By Michelle Werts
Last week, we celebrated the birthday of the “Father of National Parks.” Today, we’re recognizing another famous father.
Frederick Law Olmsted, aka “Father of Landscape Architecture” and creator of many of America’s famous urban parks, was born on this date in 1822. During a century in which America was rapidly expanding and becoming more urban, Olmsted recognized the importance of green spaces for not only their beauty, but also for how they could help reduce stress and allow people a quiet escape from the demands of a busy world.
As a result, some of today’s largest cities have magnificent parks either directly because of Olmsted or indirectly due to his influence. Here are a few of his lasting legacies.
New York City’s Central Park
After a national landscape design contest in 1857 — the first of its kind in the country — Olmsted and his associate Calvert Vaux’s Greensward Plan was selected as the guiding principle behind the park’s design. Under this plan, the park was transformed into a rolling pastoral landscape. To create this effect, the designers actually lowered four of the roads that cut through the park below the surface to create an uninterrupted oasis, which the 843-acre park remains to this day. And, Central Park isn’t Olmsted’s only contribution to NYC’s cityscape — Brooklyn’s Prospect Park was also his handy work.
The U.S. Capitol
No, Olmsted didn’t design the iconic dome, but he did sculpt the green space surrounding it. His plan was to create a symmetrical flow around the building that would highlight it in its best light. By using carefully placed low walls, trees, shrubs and curved walkways, Olmsted made sure that the Capitol could be ogled from any number of vantage points. And, that marble terrace that goes all the way around the Capitol … that was all him, too.

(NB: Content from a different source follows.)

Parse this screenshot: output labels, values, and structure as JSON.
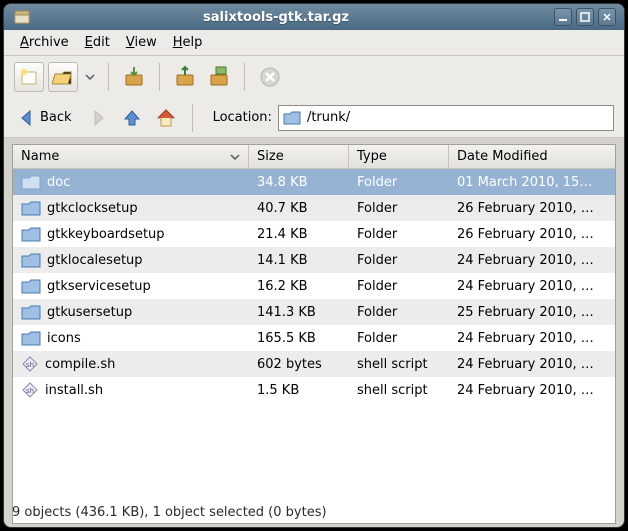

Olmsted didn’t just leave his mark on the East Coast. When the Stanford family decided to establish a university in California, they turned to Olmsted to design the campus. According to Stanford’s website, the design process was often “contentious, but finally resulted in an organization of quadrangles on an east-west axis.” While the idea of quadrangles might be English in concept, as executed on Stanford’s campus, it’s all about creating green vistas and open spaces while keeping the buildings centralized.
These three sites only scratch the surface of Olmsted’s legacy, as he had a hand in dozens of urban parks, urban parkways, residential communities, college campuses and housing estates across the country. And that doesn’t even count his personal legacies: his son and stepson, who continued in his footsteps, created landscape architectural impacts of their own.
Olmsted and his family were pioneers with their emphasis of incorporating green spaces into cities and urban areas around the country, paving the way for those that came next. Many of our urban parks and trees owe a big influence to the work of Olmsted and his fellow landscape designing compatriots. So, today, in celebration of Olmsted and the urban green spaces he inspired, go pay your respects to him by visiting a local park and basking in the joy the trip brings.